Take the 2-minute tour ×
Ask Ubuntu is a question and answer site for Ubuntu users and developers. It's 100% free, no registration required.

I did an do-release-upgrade -d of a headless Ubuntu server to quantal over SSH.

It has installed the linux-image-3.5 package however when I look at uname I still get 3.0:

$ uname -a
Linux XXX 3.0.0-12-server #20-Ubuntu SMP Fri Oct 7 16:36:30 UTC 2011 x86_64 x86_64 x86_64 GNU/Linux

The installed packages with linux in the name are:

$ dpkg -l | grep linux
ii  libselinux1:amd64                 2.1.9-5ubuntu1                 amd64        SELinux runtime shared libraries
ii  libselinux1-dev                   2.1.9-5ubuntu1                 amd64        SELinux development headers
ii  linux-firmware                    1.88                           all          Firmware for Linux kernel drivers
ii  linux-image-3.0.0-12-server       3.0.0-12.20                    amd64        Linux kernel image for version 3.0.0 on x86_64
rc  linux-image-3.0.0-14-server       3.0.0-14.23                    amd64        Linux kernel image for version 3.0.0 on x86_64
rc  linux-image-3.0.0-15-server       3.0.0-15.26                    amd64        Linux kernel image for version 3.0.0 on x86_64
rc  linux-image-3.0.0-16-server       3.0.0-16.29                    amd64        Linux kernel image for version 3.0.0 on x86_64
ii  linux-image-3.2.0-18-generic      3.2.0-18.29                    amd64        Linux kernel image for version 3.2.0 on 64 bit x86 SMP
ii  linux-image-3.2.0-27-generic      3.2.0-27.43                    amd64        Linux kernel image for version 3.2.0 on 64 bit x86 SMP
ii  linux-image-3.5.0-8-generic       3.5.0-8.8                      amd64        Linux kernel image for version 3.5.0 on 64 bit x86 SMP
ii  linux-image-3.5.0-9-generic       3.5.0-9.9                      amd64        Linux kernel image for version 3.5.0 on 64 bit x86 SMP
ii  linux-image-extra-3.5.0-8-generic 3.5.0-8.8                      amd64        Linux kernel image for version 3.5.0 on 64 bit x86 SMP
ii  linux-image-extra-3.5.0-9-generic 3.5.0-9.9                      amd64        Linux kernel image for version 3.5.0 on 64 bit x86 SMP
ii  linux-image-generic               3.5.0.9.9                      amd64        Generic Linux kernel image
ii  linux-image-server                3.5.0.9.9                      amd64        Transitional package.
ii  linux-libc-dev:amd64              3.5.0-9.9                      amd64        Linux Kernel Headers for development
ii  util-linux                        2.20.1-5.1ubuntu1              amd64        Miscellaneous system utilities

How does it select which kernel to open at boot time?

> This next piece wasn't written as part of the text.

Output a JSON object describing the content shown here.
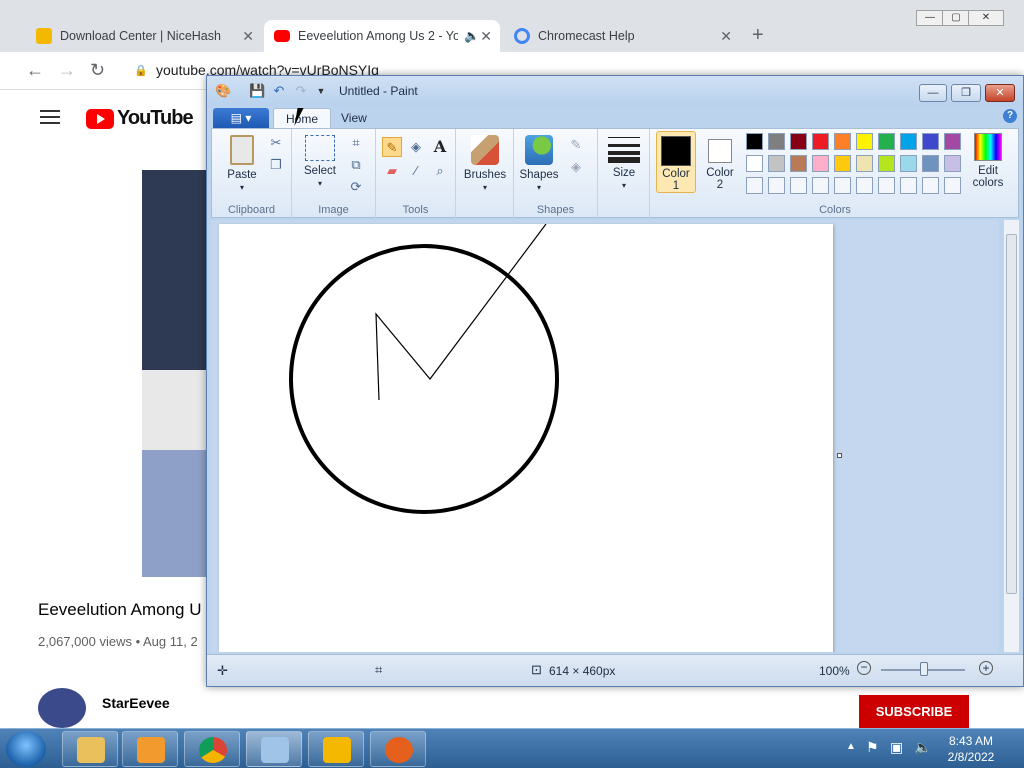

Is 3.0.0-12-server the correct kernel for a quantal server?

share|improve this question

closed as off topic by Jorge Castro, Eliah Kagan, jokerdino, Marco Ceppi Aug 13 '12 at 1:58

Questions on Ask Ubuntu are expected to relate to Ubuntu within the scope defined by the community. Consider editing the question or leaving comments for improvement if you believe the question can be reworded to fit within the scope. Read more about reopening questions here.If this question can be reworded to fit the rules in the help center, please edit the question.

    
My quantal desktop install is using 3.5.0-9-generic kernel.. –  jokerdino Aug 11 '12 at 11:18
    
@jokerdino: Thanks, my desktop is too. Question is about server version. –  Andrew Tomazos Aug 11 '12 at 11:23
    
Questions about Quantal are off topic for a little while longer. –  John S Gruber Aug 11 '12 at 16:06
1  
add comment

1 Answer 1

Typically the kernel selection is done via grub for most installations. If you enter:

sudo update-grub2

you should see what kernels it sees as viable for selection. Unless you've customized it, the first listed kernel should be the one selected at boot time.

If you look at /boot/grub/grub.cfg you should see the full rendered grub config for the probed kernels, if you need to troubleshoot further. It's a bit dense of a configuration file, however. To see what settings go into it, you'll want to look at /etc/default/grub and the files inside /etc/grub.d.

share|improve this answer
add comment

Not the answer you're looking for? Browse other questions tagged or ask your own question.